Recalling moments dear to him, Osinachi recreates an emblematic scene: “daylight passing while the pool is there, changing as a reaction.” Exclusively utilizing the basic design palette of the Microsoft Word processing software, the artist adds to his challenge, circumventing and pushing the program’s aesthetic limitations. “I believe that each artwork I make should be better than the one I’ve made before,” he said.“Trying to get to perfection, that’s what I believe in… we’ll never attain it, but the journey is what is important.”
The resulting works veer towards abstraction, flattening color while combining intricate, cartographic-like patterns and bold saturations, both provocative and evocative in their culmination.
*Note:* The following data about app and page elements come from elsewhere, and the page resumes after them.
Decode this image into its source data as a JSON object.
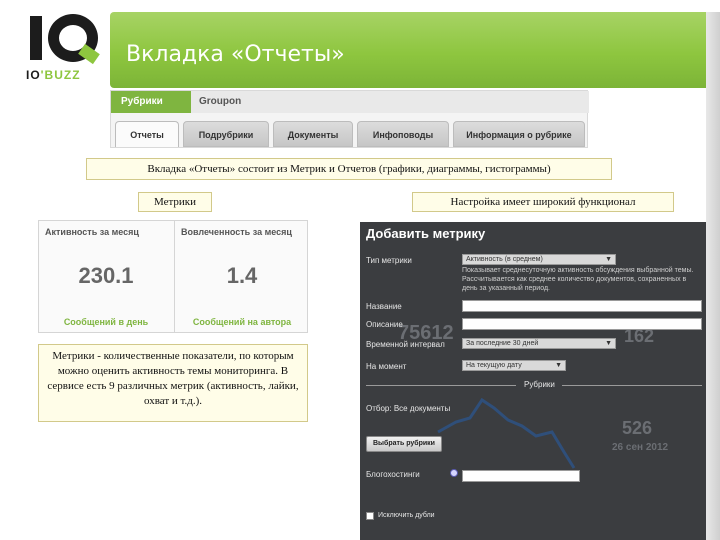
{
  "logo": {
    "brand": "IQ",
    "text_main": "IO",
    "text_accent": "'BUZZ"
  },
  "slide": {
    "title": "Вкладка «Отчеты»"
  },
  "tabs_screenshot": {
    "top_tab": "Рубрики",
    "top_group": "Groupon",
    "tabs": [
      {
        "label": "Отчеты",
        "active": true
      },
      {
        "label": "Подрубрики",
        "active": false
      },
      {
        "label": "Документы",
        "active": false
      },
      {
        "label": "Инфоповоды",
        "active": false
      },
      {
        "label": "Информация о рубрике",
        "active": false
      }
    ]
  },
  "captions": {
    "intro": "Вкладка «Отчеты» состоит из Метрик и Отчетов (графики, диаграммы, гистограммы)",
    "metrics": "Метрики",
    "settings": "Настройка имеет широкий функционал"
  },
  "metrics_card": [
    {
      "header": "Активность за месяц",
      "value": "230.1",
      "footer": "Сообщений в день"
    },
    {
      "header": "Вовлеченность за месяц",
      "value": "1.4",
      "footer": "Сообщений на автора"
    }
  ],
  "description": "Метрики - количественные показатели, по которым можно оценить активность темы мониторинга. В сервисе есть 9 различных метрик (активность, лайки, охват и т.д.).",
  "dialog": {
    "title": "Добавить метрику",
    "fields": {
      "type_label": "Тип метрики",
      "type_value": "Активность (в среднем)",
      "hint": "Показывает среднесуточную активность обсуждения выбранной темы. Рассчитывается как среднее количество документов, сохраненных в день за указанный период.",
      "name_label": "Название",
      "desc_label": "Описание",
      "interval_label": "Временной интервал",
      "interval_value": "За последние 30 дней",
      "moment_label": "На момент",
      "moment_value": "На текущую дату",
      "section_label": "Рубрики",
      "sources_label": "Отбор: Все документы",
      "choose_button": "Выбрать рубрики",
      "blogs_label": "Блогохостинги",
      "exclude_label": "Исключить дубли"
    },
    "background": {
      "num1": "75612",
      "num2": "162",
      "num3": "526",
      "date": "26 сен 2012"
    }
  },
  "colors": {
    "accent": "#8ec63f",
    "dark_panel": "#3b3d40"
  }
}
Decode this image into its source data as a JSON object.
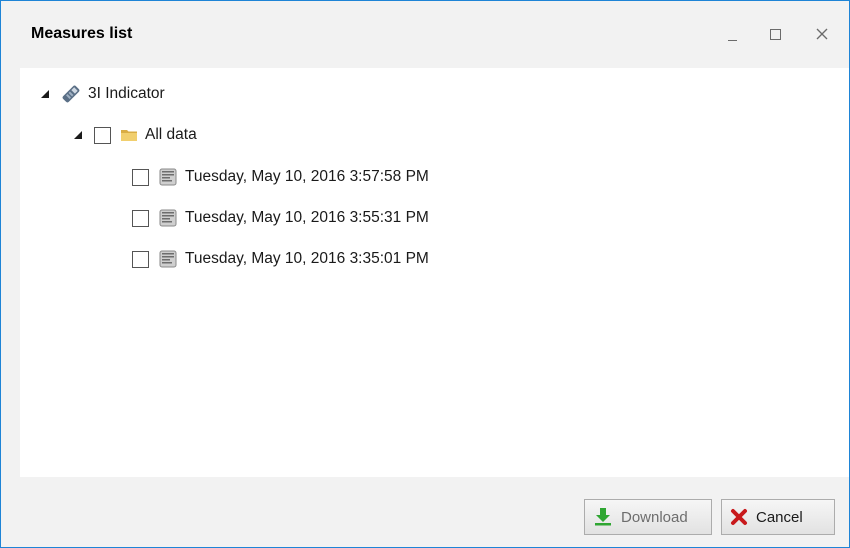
{
  "window": {
    "title": "Measures list",
    "controls": {
      "minimize_label": "_",
      "close_label": "X"
    }
  },
  "tree": {
    "root": {
      "label": "3I Indicator",
      "icon": "device-icon",
      "expanded": true
    },
    "folder": {
      "label": "All data",
      "icon": "folder-icon",
      "expanded": true,
      "checked": false
    },
    "measures": [
      {
        "label": "Tuesday, May 10, 2016 3:57:58 PM",
        "checked": false,
        "icon": "measure-icon"
      },
      {
        "label": "Tuesday, May 10, 2016 3:55:31 PM",
        "checked": false,
        "icon": "measure-icon"
      },
      {
        "label": "Tuesday, May 10, 2016 3:35:01 PM",
        "checked": false,
        "icon": "measure-icon"
      }
    ]
  },
  "footer": {
    "download_label": "Download",
    "download_enabled": false,
    "cancel_label": "Cancel"
  },
  "colors": {
    "window_border": "#1e84d6",
    "chrome_background": "#f2f2f2",
    "download_arrow": "#2fa632",
    "cancel_x": "#c8191c",
    "folder": "#e8c25a"
  }
}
Scenes delineative of the artist’s purpose, Osinachi opts for leisure and reflection, protesting against what he describes as, “the current idea that perverts the world which is work, work, work.”
Meant as a social commentary on the endless prioritization of work and achievement over the welfare of the human body—especially Black bodies—Osinachi uses the full range of his palette as he thwarts societal conventions, drafting figures that are free to be themselves as they are and want to be, unblemished by social prejudices.
These images no doubt call to mind the segregation laws of the American South and elsewhere, which banned Black people from—among countless other spaces—public pools for decades. As both a Black man and a member of the LGBTQ+ community, Osinachi consistently depicts those who are underrepresented or ostracized from society, as a way to engage in advocacy.
In “Different Shades of Water,” Osinachi renders his subject’s skin in a collage of newspaper clippings, extending a clue to his audience. Winking at what he means by his process, he builds a cartography of the collective and individual histories of the African people.
A self-taught pioneer in the artistic potential of Microsoft word, a medium not usually prescribed to the creation of art and accessible to many, Osinachi’s method of creation links him closer to his audience. When probed on what drew him towards such a limited utensil, the artist bluntly responded: “It was what was readily available to me, immediately available as a teenager when my dad introduced me to the computer at 15 or 16 years old,” he said. "I’ve never thought about being limited. As my practice has grown so has my ability to actualize my visions. I just start doing the work and somehow, I get it done and achieve what I need, most times, exceeding what I wanted to achieve in the first place.”
Osinachi develops a visual language solely his, embodying the very uniqueness of NFTs whose use he hopes to extend to others in his community. “NFTs can open up a lot of opportunities for African creatives, and not just for visual artists,” he said. “It can serve us because it creates actual value for our work without having to go begging gatekeepers or go through agents.” Enabling a new way to share and sell artworks without the interfering presence of third-parties, NFTs “validate what we’re doing in the digital art space, [allowing] African artists to actually succeed [as] crypto art and traditional art come to co-exist, hand-in-hand,” the artist explained.
In his mindset, all it comes down to is “possibility and consistency.” Making art since he was a teenager, Osinachi, now 31, used what tools he had at a time when creating digital art provided little future prospect or opportunity. “There was no blockchain then, and I never thought that it would be valuable in the future,” he said. “So, the message I would like to pass is, fall in love with what you do.” With such sentiments plainly visible on the screen, he delineates a passion surpassing all technical limitations.